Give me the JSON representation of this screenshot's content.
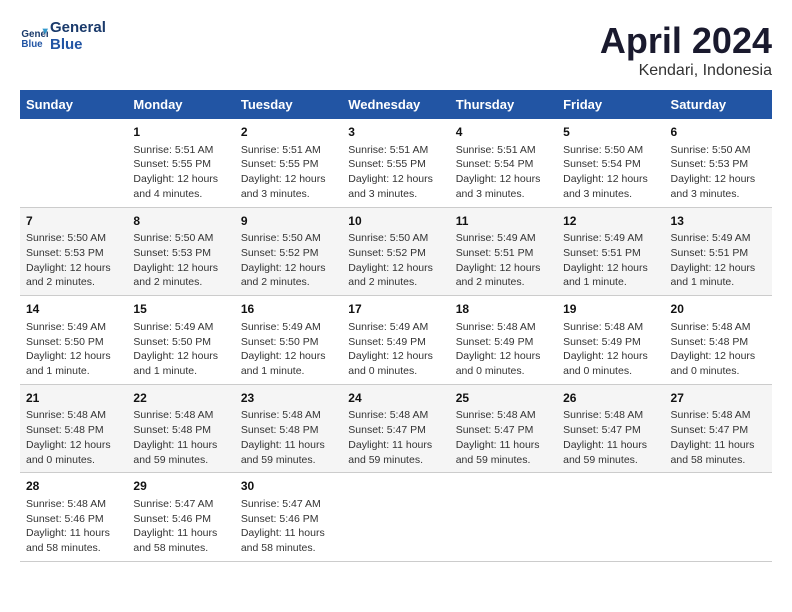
{
  "header": {
    "logo_line1": "General",
    "logo_line2": "Blue",
    "month": "April 2024",
    "location": "Kendari, Indonesia"
  },
  "days_of_week": [
    "Sunday",
    "Monday",
    "Tuesday",
    "Wednesday",
    "Thursday",
    "Friday",
    "Saturday"
  ],
  "weeks": [
    [
      {
        "day": "",
        "content": ""
      },
      {
        "day": "1",
        "content": "Sunrise: 5:51 AM\nSunset: 5:55 PM\nDaylight: 12 hours\nand 4 minutes."
      },
      {
        "day": "2",
        "content": "Sunrise: 5:51 AM\nSunset: 5:55 PM\nDaylight: 12 hours\nand 3 minutes."
      },
      {
        "day": "3",
        "content": "Sunrise: 5:51 AM\nSunset: 5:55 PM\nDaylight: 12 hours\nand 3 minutes."
      },
      {
        "day": "4",
        "content": "Sunrise: 5:51 AM\nSunset: 5:54 PM\nDaylight: 12 hours\nand 3 minutes."
      },
      {
        "day": "5",
        "content": "Sunrise: 5:50 AM\nSunset: 5:54 PM\nDaylight: 12 hours\nand 3 minutes."
      },
      {
        "day": "6",
        "content": "Sunrise: 5:50 AM\nSunset: 5:53 PM\nDaylight: 12 hours\nand 3 minutes."
      }
    ],
    [
      {
        "day": "7",
        "content": "Sunrise: 5:50 AM\nSunset: 5:53 PM\nDaylight: 12 hours\nand 2 minutes."
      },
      {
        "day": "8",
        "content": "Sunrise: 5:50 AM\nSunset: 5:53 PM\nDaylight: 12 hours\nand 2 minutes."
      },
      {
        "day": "9",
        "content": "Sunrise: 5:50 AM\nSunset: 5:52 PM\nDaylight: 12 hours\nand 2 minutes."
      },
      {
        "day": "10",
        "content": "Sunrise: 5:50 AM\nSunset: 5:52 PM\nDaylight: 12 hours\nand 2 minutes."
      },
      {
        "day": "11",
        "content": "Sunrise: 5:49 AM\nSunset: 5:51 PM\nDaylight: 12 hours\nand 2 minutes."
      },
      {
        "day": "12",
        "content": "Sunrise: 5:49 AM\nSunset: 5:51 PM\nDaylight: 12 hours\nand 1 minute."
      },
      {
        "day": "13",
        "content": "Sunrise: 5:49 AM\nSunset: 5:51 PM\nDaylight: 12 hours\nand 1 minute."
      }
    ],
    [
      {
        "day": "14",
        "content": "Sunrise: 5:49 AM\nSunset: 5:50 PM\nDaylight: 12 hours\nand 1 minute."
      },
      {
        "day": "15",
        "content": "Sunrise: 5:49 AM\nSunset: 5:50 PM\nDaylight: 12 hours\nand 1 minute."
      },
      {
        "day": "16",
        "content": "Sunrise: 5:49 AM\nSunset: 5:50 PM\nDaylight: 12 hours\nand 1 minute."
      },
      {
        "day": "17",
        "content": "Sunrise: 5:49 AM\nSunset: 5:49 PM\nDaylight: 12 hours\nand 0 minutes."
      },
      {
        "day": "18",
        "content": "Sunrise: 5:48 AM\nSunset: 5:49 PM\nDaylight: 12 hours\nand 0 minutes."
      },
      {
        "day": "19",
        "content": "Sunrise: 5:48 AM\nSunset: 5:49 PM\nDaylight: 12 hours\nand 0 minutes."
      },
      {
        "day": "20",
        "content": "Sunrise: 5:48 AM\nSunset: 5:48 PM\nDaylight: 12 hours\nand 0 minutes."
      }
    ],
    [
      {
        "day": "21",
        "content": "Sunrise: 5:48 AM\nSunset: 5:48 PM\nDaylight: 12 hours\nand 0 minutes."
      },
      {
        "day": "22",
        "content": "Sunrise: 5:48 AM\nSunset: 5:48 PM\nDaylight: 11 hours\nand 59 minutes."
      },
      {
        "day": "23",
        "content": "Sunrise: 5:48 AM\nSunset: 5:48 PM\nDaylight: 11 hours\nand 59 minutes."
      },
      {
        "day": "24",
        "content": "Sunrise: 5:48 AM\nSunset: 5:47 PM\nDaylight: 11 hours\nand 59 minutes."
      },
      {
        "day": "25",
        "content": "Sunrise: 5:48 AM\nSunset: 5:47 PM\nDaylight: 11 hours\nand 59 minutes."
      },
      {
        "day": "26",
        "content": "Sunrise: 5:48 AM\nSunset: 5:47 PM\nDaylight: 11 hours\nand 59 minutes."
      },
      {
        "day": "27",
        "content": "Sunrise: 5:48 AM\nSunset: 5:47 PM\nDaylight: 11 hours\nand 58 minutes."
      }
    ],
    [
      {
        "day": "28",
        "content": "Sunrise: 5:48 AM\nSunset: 5:46 PM\nDaylight: 11 hours\nand 58 minutes."
      },
      {
        "day": "29",
        "content": "Sunrise: 5:47 AM\nSunset: 5:46 PM\nDaylight: 11 hours\nand 58 minutes."
      },
      {
        "day": "30",
        "content": "Sunrise: 5:47 AM\nSunset: 5:46 PM\nDaylight: 11 hours\nand 58 minutes."
      },
      {
        "day": "",
        "content": ""
      },
      {
        "day": "",
        "content": ""
      },
      {
        "day": "",
        "content": ""
      },
      {
        "day": "",
        "content": ""
      }
    ]
  ]
}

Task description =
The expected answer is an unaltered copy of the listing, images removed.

Answer section =
Give me the JSON representation of this screenshot's content.
{
  "header": {
    "logo_line1": "General",
    "logo_line2": "Blue",
    "month": "April 2024",
    "location": "Kendari, Indonesia"
  },
  "days_of_week": [
    "Sunday",
    "Monday",
    "Tuesday",
    "Wednesday",
    "Thursday",
    "Friday",
    "Saturday"
  ],
  "weeks": [
    [
      {
        "day": "",
        "content": ""
      },
      {
        "day": "1",
        "content": "Sunrise: 5:51 AM\nSunset: 5:55 PM\nDaylight: 12 hours\nand 4 minutes."
      },
      {
        "day": "2",
        "content": "Sunrise: 5:51 AM\nSunset: 5:55 PM\nDaylight: 12 hours\nand 3 minutes."
      },
      {
        "day": "3",
        "content": "Sunrise: 5:51 AM\nSunset: 5:55 PM\nDaylight: 12 hours\nand 3 minutes."
      },
      {
        "day": "4",
        "content": "Sunrise: 5:51 AM\nSunset: 5:54 PM\nDaylight: 12 hours\nand 3 minutes."
      },
      {
        "day": "5",
        "content": "Sunrise: 5:50 AM\nSunset: 5:54 PM\nDaylight: 12 hours\nand 3 minutes."
      },
      {
        "day": "6",
        "content": "Sunrise: 5:50 AM\nSunset: 5:53 PM\nDaylight: 12 hours\nand 3 minutes."
      }
    ],
    [
      {
        "day": "7",
        "content": "Sunrise: 5:50 AM\nSunset: 5:53 PM\nDaylight: 12 hours\nand 2 minutes."
      },
      {
        "day": "8",
        "content": "Sunrise: 5:50 AM\nSunset: 5:53 PM\nDaylight: 12 hours\nand 2 minutes."
      },
      {
        "day": "9",
        "content": "Sunrise: 5:50 AM\nSunset: 5:52 PM\nDaylight: 12 hours\nand 2 minutes."
      },
      {
        "day": "10",
        "content": "Sunrise: 5:50 AM\nSunset: 5:52 PM\nDaylight: 12 hours\nand 2 minutes."
      },
      {
        "day": "11",
        "content": "Sunrise: 5:49 AM\nSunset: 5:51 PM\nDaylight: 12 hours\nand 2 minutes."
      },
      {
        "day": "12",
        "content": "Sunrise: 5:49 AM\nSunset: 5:51 PM\nDaylight: 12 hours\nand 1 minute."
      },
      {
        "day": "13",
        "content": "Sunrise: 5:49 AM\nSunset: 5:51 PM\nDaylight: 12 hours\nand 1 minute."
      }
    ],
    [
      {
        "day": "14",
        "content": "Sunrise: 5:49 AM\nSunset: 5:50 PM\nDaylight: 12 hours\nand 1 minute."
      },
      {
        "day": "15",
        "content": "Sunrise: 5:49 AM\nSunset: 5:50 PM\nDaylight: 12 hours\nand 1 minute."
      },
      {
        "day": "16",
        "content": "Sunrise: 5:49 AM\nSunset: 5:50 PM\nDaylight: 12 hours\nand 1 minute."
      },
      {
        "day": "17",
        "content": "Sunrise: 5:49 AM\nSunset: 5:49 PM\nDaylight: 12 hours\nand 0 minutes."
      },
      {
        "day": "18",
        "content": "Sunrise: 5:48 AM\nSunset: 5:49 PM\nDaylight: 12 hours\nand 0 minutes."
      },
      {
        "day": "19",
        "content": "Sunrise: 5:48 AM\nSunset: 5:49 PM\nDaylight: 12 hours\nand 0 minutes."
      },
      {
        "day": "20",
        "content": "Sunrise: 5:48 AM\nSunset: 5:48 PM\nDaylight: 12 hours\nand 0 minutes."
      }
    ],
    [
      {
        "day": "21",
        "content": "Sunrise: 5:48 AM\nSunset: 5:48 PM\nDaylight: 12 hours\nand 0 minutes."
      },
      {
        "day": "22",
        "content": "Sunrise: 5:48 AM\nSunset: 5:48 PM\nDaylight: 11 hours\nand 59 minutes."
      },
      {
        "day": "23",
        "content": "Sunrise: 5:48 AM\nSunset: 5:48 PM\nDaylight: 11 hours\nand 59 minutes."
      },
      {
        "day": "24",
        "content": "Sunrise: 5:48 AM\nSunset: 5:47 PM\nDaylight: 11 hours\nand 59 minutes."
      },
      {
        "day": "25",
        "content": "Sunrise: 5:48 AM\nSunset: 5:47 PM\nDaylight: 11 hours\nand 59 minutes."
      },
      {
        "day": "26",
        "content": "Sunrise: 5:48 AM\nSunset: 5:47 PM\nDaylight: 11 hours\nand 59 minutes."
      },
      {
        "day": "27",
        "content": "Sunrise: 5:48 AM\nSunset: 5:47 PM\nDaylight: 11 hours\nand 58 minutes."
      }
    ],
    [
      {
        "day": "28",
        "content": "Sunrise: 5:48 AM\nSunset: 5:46 PM\nDaylight: 11 hours\nand 58 minutes."
      },
      {
        "day": "29",
        "content": "Sunrise: 5:47 AM\nSunset: 5:46 PM\nDaylight: 11 hours\nand 58 minutes."
      },
      {
        "day": "30",
        "content": "Sunrise: 5:47 AM\nSunset: 5:46 PM\nDaylight: 11 hours\nand 58 minutes."
      },
      {
        "day": "",
        "content": ""
      },
      {
        "day": "",
        "content": ""
      },
      {
        "day": "",
        "content": ""
      },
      {
        "day": "",
        "content": ""
      }
    ]
  ]
}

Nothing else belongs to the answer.